The birth of the church (Acts 2:1-4) is actually the fulfillment of God’s promises made in the Old Testament. The prophet Joel exclaimed: “And it shall come to pass afterward, that I [God] will pour out my Spirit on all flesh” (Joel 2:28). This pouring out of the Holy Spirit would allow God’s people to live faithfully (Ezek. 36:27).
How? Because the Holy Spirit would do what in theology is called the work of “regeneration”—that is, the act of breathing life into those who are spiritually dead (Eph 2:1-10). This promise is also foreshadowed in the Old Testament where Jeremiah expresses God’s promise of a new covenant, one that will “write God’s law on our hearts”—that is, enable us to live in joyful obedience rather than dutiful compliance.
If you are a Christian, all of this is happening in your own life. The coming of Christ—his birth, life, death, and resurrection—brought about the forgiveness of sin for God’s people. It wasn’t, however, until the coming of the Holy Spirit (at Pentecost) that communion with Christ was made possible.
The Holy Spirit, you see, is the person of the Trinity whose function is to unite us to Christ so that we are, as the New Testament puts it (more than two hundred times), “in Christ.” Because of this union with Christ—this “in-Christness”—we are by adoption what Jesus is by nature: sons of God (Rom. 8:17, Gal. 4:4-5). As a result, “…God regards us in the identical way he does Christ. The Father treats us in exactly the same way he does his eternal and beloved Son.” Stop for a moment. Reread that sentence.
How are you experiencing the fatherhood of God? Jesus reminds us, “Look at the birds of the air: they neither sow nor reap nor gather into barns, and yet your heavenly Father feeds them” (Mt 6:26). Jesus is pointing out the tender loving kindness of our God. Again, “What father among you, if his son asks for a fish, will instead of a fish give him a serpent; or if he asks for an egg, will give him a scorpion?” Instead Jesus reminds his listeners that God is favorably disposed toward his children, those who are in Christ. Remember, God’s love for you is identical to his love for his beloved son Jesus. If you’re not experiencing the joy of adoption, ask God to deepen your experience of his love. Perhaps God will use you to help someone experience his love for them more fully.
 Robert Letham, Union with Christ: In Scripture, History, and Theology. (Phillipsburg: Presbyterian & Reformed, 2011), 53.
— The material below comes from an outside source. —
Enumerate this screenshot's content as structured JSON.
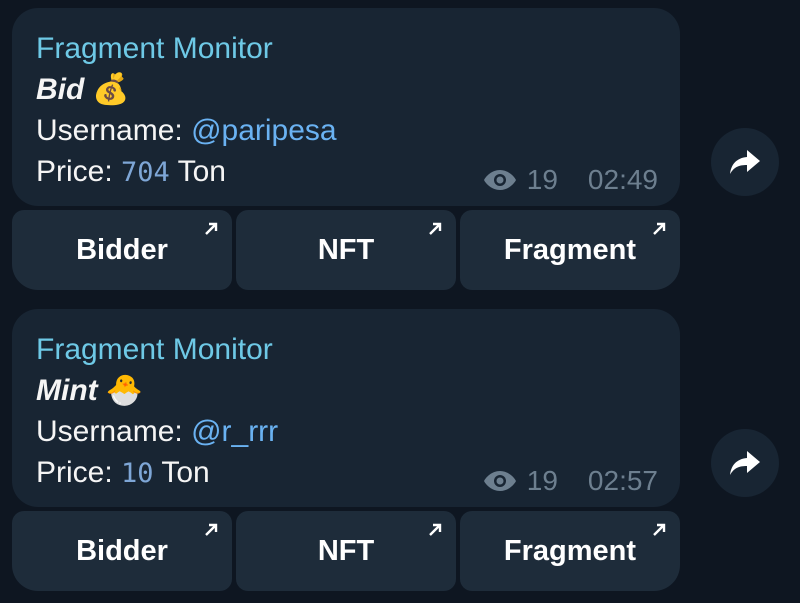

About the Author
Jeff Gissing is a teaching elder in the Presbyterian Church (USA) and serves as Director of Discipleship at First Presbyterian Church of Bethlehem, PA. He blogs regularly at jeffgissing.com.